The power attribute listed for a fan characterizes device power consumption under a set of manufacturer-defined test conditions, which commonly involve application of rated voltage and a free-delivery (zero static pressure) state. It may differ from a similar value printed directly on a device itself, and observed values will vary with actual application conditions. This variation results from the fact that not all points on a fan’s operating curve require equal amounts of mechanical input power, and that the amount of current drawn by a fan in normal operation may differ from the amount drawn under a locked-rotor (fault) condition. It is recommended that listed values be understood as approximations only, and that users characterize power consumption of a given device under their specific application conditions if power consumption is a matter of concern.
The RPM attribute for fans characterizes rotor rotational speed under a set of manufacturer-defined test conditions, which typically include application of rated voltage and a free-air (zero static pressure) delivery condition. Actual values will obviously vary depending on any speed control input applied, as well as with the actual supply voltage and the static pressure against which a device is delivering airflow. Broadly speaking, lower operating speeds tend to correlate with reduced noise levels and longer operating lives, as well as need of a physically larger device to provide comparable airflow to a device operating at a higher rotational speed. Note that in context of AC-input fans, this figure is typically specified for a 60 Hz input, and operation from a 50Hz source will likely result in a 15-20% reduction.
A fan’s termination attribute describes the manner in which power and any applicable signal connections are made, usually in terms of a number of conductors present and/or the basic style of any connector used. A few examples of common termination styles are pictured at right, and a more thorough discussion of the available options can be found here.
A fan’s ingress protection rating characterizes it’s resistance to environmental factors such as intrusion of solid bodies and fluids, usually according to the criteria established under IEC standard 60529. It should be understood that these ratings apply to the electronic/motor structure portions of the device only and with regard to entry into the device itself; they to not transfer to the system or environment in which a fan is used.
Above: Example of a fan lacking an IP rating. Note the exposed solder connections and circuit board in the motor structure.
The operating temperature attribute for a fan indicates the range of ambient temperatures over which a device has been characterized to be operable without risk of near-term malfunction or damage. Occasionally, a wider storage temperature range will be listed by the manufacturer also, describing the maximum temperatures to which the device should be exposed while in a non-operative state.

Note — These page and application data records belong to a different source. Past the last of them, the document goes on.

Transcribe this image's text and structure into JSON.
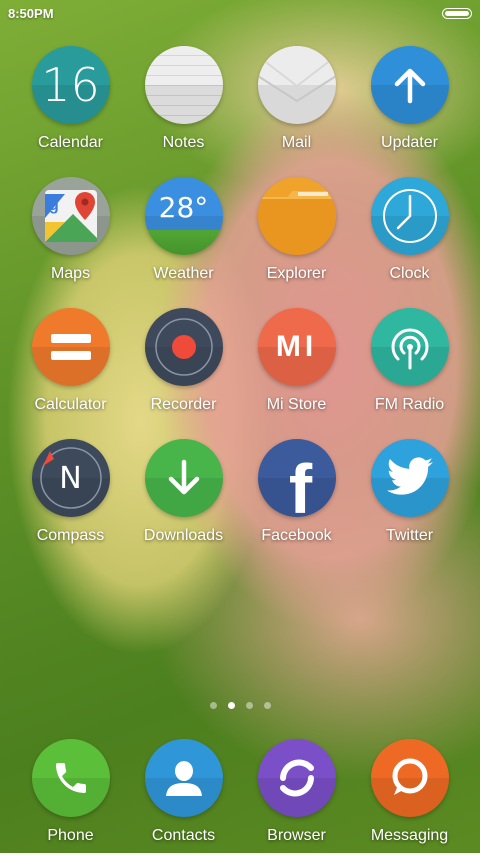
{
  "status_bar": {
    "time": "8:50PM"
  },
  "apps": [
    {
      "label": "Calendar",
      "icon": "calendar-icon",
      "color": "#2a9b9b",
      "text": "16"
    },
    {
      "label": "Notes",
      "icon": "notes-icon",
      "color": "#e6e6e6"
    },
    {
      "label": "Mail",
      "icon": "mail-icon",
      "color": "#e9e9e9"
    },
    {
      "label": "Updater",
      "icon": "updater-icon",
      "color": "#2f8fd8"
    },
    {
      "label": "Maps",
      "icon": "maps-icon",
      "color": "#8a9a8a"
    },
    {
      "label": "Weather",
      "icon": "weather-icon",
      "color": "#3b8fe0",
      "text": "28°"
    },
    {
      "label": "Explorer",
      "icon": "explorer-icon",
      "color": "#f0a32a"
    },
    {
      "label": "Clock",
      "icon": "clock-icon",
      "color": "#2ea8d8"
    },
    {
      "label": "Calculator",
      "icon": "calculator-icon",
      "color": "#f07a2c"
    },
    {
      "label": "Recorder",
      "icon": "recorder-icon",
      "color": "#3e4a5c"
    },
    {
      "label": "Mi Store",
      "icon": "mi-store-icon",
      "color": "#ef6a4a",
      "text": "MI"
    },
    {
      "label": "FM Radio",
      "icon": "fm-radio-icon",
      "color": "#2fb7a0"
    },
    {
      "label": "Compass",
      "icon": "compass-icon",
      "color": "#3d4a5c",
      "text": "N"
    },
    {
      "label": "Downloads",
      "icon": "downloads-icon",
      "color": "#47b54a"
    },
    {
      "label": "Facebook",
      "icon": "facebook-icon",
      "color": "#3b5b9d",
      "text": "f"
    },
    {
      "label": "Twitter",
      "icon": "twitter-icon",
      "color": "#2ea2dd"
    }
  ],
  "page_indicator": {
    "count": 4,
    "active": 1
  },
  "dock": [
    {
      "label": "Phone",
      "icon": "phone-icon",
      "color": "#5cbf3a"
    },
    {
      "label": "Contacts",
      "icon": "contacts-icon",
      "color": "#2f96d8"
    },
    {
      "label": "Browser",
      "icon": "browser-icon",
      "color": "#7b4fc8"
    },
    {
      "label": "Messaging",
      "icon": "messaging-icon",
      "color": "#ee6a24"
    }
  ]
}
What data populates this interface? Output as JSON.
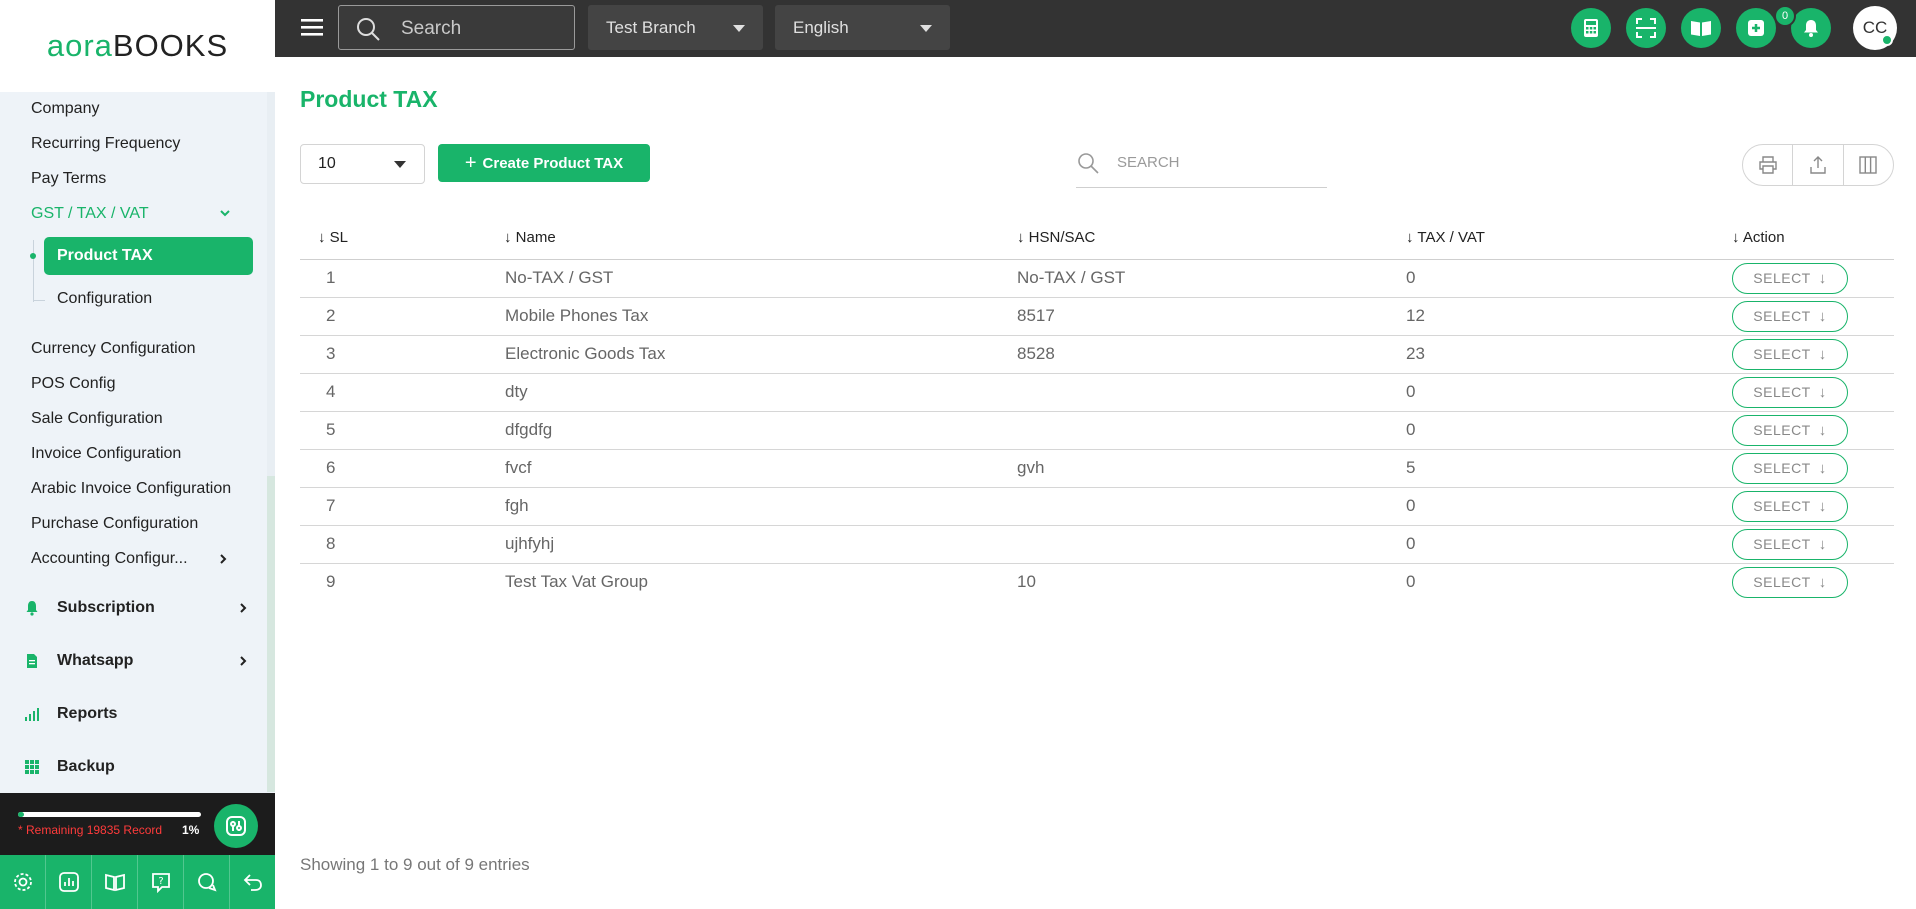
{
  "brand": {
    "logo_part1": "aora",
    "logo_part2": "BOOKS"
  },
  "sidebar": {
    "items": [
      {
        "label": "Company"
      },
      {
        "label": "Recurring Frequency"
      },
      {
        "label": "Pay Terms"
      },
      {
        "label": "GST / TAX / VAT"
      },
      {
        "label": "Currency Configuration"
      },
      {
        "label": "POS Config"
      },
      {
        "label": "Sale Configuration"
      },
      {
        "label": "Invoice Configuration"
      },
      {
        "label": "Arabic Invoice Configuration"
      },
      {
        "label": "Purchase Configuration"
      },
      {
        "label": "Accounting Configur..."
      }
    ],
    "sub_items": [
      {
        "label": "Product TAX"
      },
      {
        "label": "Configuration"
      }
    ],
    "main_items": [
      {
        "label": "Subscription",
        "icon": "bell-icon"
      },
      {
        "label": "Whatsapp",
        "icon": "document-icon"
      },
      {
        "label": "Reports",
        "icon": "bar-chart-icon"
      },
      {
        "label": "Backup",
        "icon": "grid-icon"
      }
    ],
    "remaining": "* Remaining 19835 Record",
    "usage_percent": "1%",
    "usage_value": 1
  },
  "topbar": {
    "search_placeholder": "Search",
    "branch": "Test Branch",
    "language": "English",
    "notification_count": "0",
    "avatar_initials": "CC"
  },
  "page": {
    "title": "Product TAX",
    "page_size": "10",
    "create_button": "Create Product TAX",
    "search_placeholder": "SEARCH",
    "footer": "Showing 1 to 9 out of 9 entries"
  },
  "table": {
    "headers": [
      "SL",
      "Name",
      "HSN/SAC",
      "TAX / VAT",
      "Action"
    ],
    "action_label": "SELECT",
    "rows": [
      {
        "sl": "1",
        "name": "No-TAX / GST",
        "hsn": "No-TAX / GST",
        "tax": "0"
      },
      {
        "sl": "2",
        "name": "Mobile Phones Tax",
        "hsn": "8517",
        "tax": "12"
      },
      {
        "sl": "3",
        "name": "Electronic Goods Tax",
        "hsn": "8528",
        "tax": "23"
      },
      {
        "sl": "4",
        "name": "dty",
        "hsn": "",
        "tax": "0"
      },
      {
        "sl": "5",
        "name": "dfgdfg",
        "hsn": "",
        "tax": "0"
      },
      {
        "sl": "6",
        "name": "fvcf",
        "hsn": "gvh",
        "tax": "5"
      },
      {
        "sl": "7",
        "name": "fgh",
        "hsn": "",
        "tax": "0"
      },
      {
        "sl": "8",
        "name": "ujhfyhj",
        "hsn": "",
        "tax": "0"
      },
      {
        "sl": "9",
        "name": "Test Tax Vat Group",
        "hsn": "10",
        "tax": "0"
      }
    ]
  },
  "colors": {
    "accent": "#19b46a",
    "topbar": "#333333",
    "sidebar": "#eef3f8"
  }
}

It should be noted that the expected service life of a fan will be strongly affected by the temperature of a fan’s operating environment, which is essentially the air that is being moved.

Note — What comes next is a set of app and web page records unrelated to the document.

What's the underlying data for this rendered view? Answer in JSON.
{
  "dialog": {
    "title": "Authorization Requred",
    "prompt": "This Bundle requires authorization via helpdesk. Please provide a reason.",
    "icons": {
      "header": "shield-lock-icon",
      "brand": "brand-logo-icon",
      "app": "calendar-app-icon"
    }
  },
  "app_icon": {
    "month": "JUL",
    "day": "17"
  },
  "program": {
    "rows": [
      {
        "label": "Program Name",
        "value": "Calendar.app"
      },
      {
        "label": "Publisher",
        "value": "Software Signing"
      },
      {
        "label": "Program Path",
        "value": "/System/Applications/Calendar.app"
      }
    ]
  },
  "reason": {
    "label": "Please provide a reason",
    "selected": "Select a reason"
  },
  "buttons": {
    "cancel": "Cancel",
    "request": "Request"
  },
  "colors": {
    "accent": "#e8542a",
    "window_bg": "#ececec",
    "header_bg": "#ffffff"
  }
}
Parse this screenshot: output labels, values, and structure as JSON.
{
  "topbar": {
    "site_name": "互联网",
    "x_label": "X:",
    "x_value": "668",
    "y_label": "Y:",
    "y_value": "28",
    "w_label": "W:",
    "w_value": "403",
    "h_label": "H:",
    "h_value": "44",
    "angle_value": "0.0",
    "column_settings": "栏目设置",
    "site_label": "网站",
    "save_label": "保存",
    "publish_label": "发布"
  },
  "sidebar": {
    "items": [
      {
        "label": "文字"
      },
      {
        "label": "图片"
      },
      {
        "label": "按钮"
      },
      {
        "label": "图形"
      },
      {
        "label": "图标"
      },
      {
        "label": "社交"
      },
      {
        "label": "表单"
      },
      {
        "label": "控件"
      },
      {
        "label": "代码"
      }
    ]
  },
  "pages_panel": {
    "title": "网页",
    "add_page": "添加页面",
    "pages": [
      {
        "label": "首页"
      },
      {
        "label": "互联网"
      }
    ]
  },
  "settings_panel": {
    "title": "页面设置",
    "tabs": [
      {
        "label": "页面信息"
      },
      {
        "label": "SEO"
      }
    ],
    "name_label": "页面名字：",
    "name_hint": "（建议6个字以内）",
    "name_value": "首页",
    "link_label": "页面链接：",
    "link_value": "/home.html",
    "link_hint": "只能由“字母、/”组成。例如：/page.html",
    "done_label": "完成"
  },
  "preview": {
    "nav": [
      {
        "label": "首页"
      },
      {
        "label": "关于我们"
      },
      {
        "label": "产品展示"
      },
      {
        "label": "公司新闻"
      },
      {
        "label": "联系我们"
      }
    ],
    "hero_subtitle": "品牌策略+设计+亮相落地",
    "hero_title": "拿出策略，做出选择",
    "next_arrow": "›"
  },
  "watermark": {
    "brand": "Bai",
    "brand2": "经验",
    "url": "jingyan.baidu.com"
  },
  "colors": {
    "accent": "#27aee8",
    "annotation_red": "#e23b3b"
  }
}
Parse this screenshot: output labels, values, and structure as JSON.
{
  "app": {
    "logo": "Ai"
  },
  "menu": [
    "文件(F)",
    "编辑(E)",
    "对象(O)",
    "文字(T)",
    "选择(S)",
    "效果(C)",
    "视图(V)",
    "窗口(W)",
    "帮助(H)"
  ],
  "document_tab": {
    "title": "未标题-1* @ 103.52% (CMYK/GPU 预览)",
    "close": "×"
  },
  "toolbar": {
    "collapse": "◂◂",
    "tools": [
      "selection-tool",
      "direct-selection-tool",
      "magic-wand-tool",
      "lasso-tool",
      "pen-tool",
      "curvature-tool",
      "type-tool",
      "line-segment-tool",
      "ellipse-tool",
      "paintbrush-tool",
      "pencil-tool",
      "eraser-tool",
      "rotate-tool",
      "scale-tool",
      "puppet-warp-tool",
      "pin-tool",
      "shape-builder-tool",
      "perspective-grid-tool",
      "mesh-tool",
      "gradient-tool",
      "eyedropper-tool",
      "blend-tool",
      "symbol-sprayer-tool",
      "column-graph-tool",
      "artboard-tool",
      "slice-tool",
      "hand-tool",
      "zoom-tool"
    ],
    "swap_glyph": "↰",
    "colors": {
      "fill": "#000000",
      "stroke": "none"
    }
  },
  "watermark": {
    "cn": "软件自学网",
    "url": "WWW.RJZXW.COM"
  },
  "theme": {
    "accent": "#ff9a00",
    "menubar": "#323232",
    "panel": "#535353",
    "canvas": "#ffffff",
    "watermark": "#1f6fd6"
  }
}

The approvals attribute for a fan enumerates the entities from which a device has received recognition, certification, acceptance, or bureaucratic blessing by some other name in accordance with the schemes set forth by the enumerated entities.
The image at right is of Digi-Key P/N 1053-1205-ND, with the approval marks this product has obtained highlighted.